Track C

Weekly schedule of virtual class room sessions:

  • Course days: Monday, Wednesday and Friday
  • Time: tba - each session will last 2.15h and will take place within the time frame of
    12.30 pm - 6.30 pm (Berlin time, UTC+2)
    6.30 pm – 0.30 am (Beijing time, UTC+8)
    8.30 pm – 2.30 am (Sydney time, UTC+10)
    5.30 am – 11.30 am (Chicago time, UTC-5)
Language skills English: B2
Motivation Letter about one page in English
Student Profile

Undergraduate students of all relevant subjects with a strong interest in the course topic.

This course is taught in English, including readings in English. For the understanding of the texts and the discussions in class a language level B2 (Common European Framework of Reference for Languages) is required.

Participating students need to be at least 18 years old.

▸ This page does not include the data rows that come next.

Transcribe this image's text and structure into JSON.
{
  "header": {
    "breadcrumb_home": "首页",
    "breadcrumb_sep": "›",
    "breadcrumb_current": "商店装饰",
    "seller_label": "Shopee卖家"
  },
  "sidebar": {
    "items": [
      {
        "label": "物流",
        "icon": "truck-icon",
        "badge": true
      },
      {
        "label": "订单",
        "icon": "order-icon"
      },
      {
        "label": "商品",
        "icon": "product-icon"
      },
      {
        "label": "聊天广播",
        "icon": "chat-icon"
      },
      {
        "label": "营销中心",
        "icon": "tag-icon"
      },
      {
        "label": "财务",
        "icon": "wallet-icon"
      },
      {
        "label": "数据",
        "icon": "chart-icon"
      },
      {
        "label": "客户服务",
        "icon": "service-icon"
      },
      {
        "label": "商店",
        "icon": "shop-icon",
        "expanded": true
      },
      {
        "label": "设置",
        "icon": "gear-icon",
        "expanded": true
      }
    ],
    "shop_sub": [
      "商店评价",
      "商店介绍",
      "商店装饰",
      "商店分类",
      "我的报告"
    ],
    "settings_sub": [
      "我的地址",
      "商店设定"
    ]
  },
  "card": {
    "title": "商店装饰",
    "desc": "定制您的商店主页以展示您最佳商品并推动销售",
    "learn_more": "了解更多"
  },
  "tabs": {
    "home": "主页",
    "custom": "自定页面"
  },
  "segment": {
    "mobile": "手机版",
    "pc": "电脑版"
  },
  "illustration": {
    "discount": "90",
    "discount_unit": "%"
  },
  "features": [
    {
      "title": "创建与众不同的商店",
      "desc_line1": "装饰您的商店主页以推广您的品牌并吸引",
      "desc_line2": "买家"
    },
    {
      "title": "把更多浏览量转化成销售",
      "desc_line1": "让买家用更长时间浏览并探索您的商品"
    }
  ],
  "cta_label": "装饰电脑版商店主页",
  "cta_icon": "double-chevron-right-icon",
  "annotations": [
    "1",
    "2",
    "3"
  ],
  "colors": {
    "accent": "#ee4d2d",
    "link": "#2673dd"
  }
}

Mr. Christian E. Rieck

Christian E. Rieck is Reader in Contemporary History and International Relations at the University of Potsdam and Senior Analyst for Regional Powers and Regional Integration at the Global Governance Institute in Brussels. He also teaches at Humboldt-Universität zu Berlin and the Universidad Rey Juan Carlos in Madrid.

Previous posts in applied research include the foreign policy think tank at Konrad Adenauer Stiftung, the European Foresight Program at the technology think tank Stiftung Neue Verantwortung, the Latin American Institute of the German Institute for Global and Area Studies GIGA, as well as a Carlo Schmid Fellowship in the area of competition policy at the United Nations in Mexico City.

Christian also teaches international relations, global governance and foreign and development policy at renowned universities in Brussels, Strasbourg and Potsdam – and is a tutor at the Academy for International Cooperation at GIZ in Bonn. He was a member of the Think Tank 20 process of the G20.

The area studies specialist holds a postgraduate degree in Latin American Studies by the University of Oxford. Before that he studied law and economics in Bayreuth and Seville, then European and international public law at HU Berlin as well as at the European University Institute in Florence. His prize-winning work on European integration was awarded, among others, the Prize on the Future of Europe from the German Council on Foreign Relations.

CoordinatorPierre Steuer/ Carmen Opolski/ Sanja Müssig
Contact detailsInternational Department
Unter den Linden 6
10999 Berlin
Germany

huwisu@hu-berlin.de

This course can be combined with: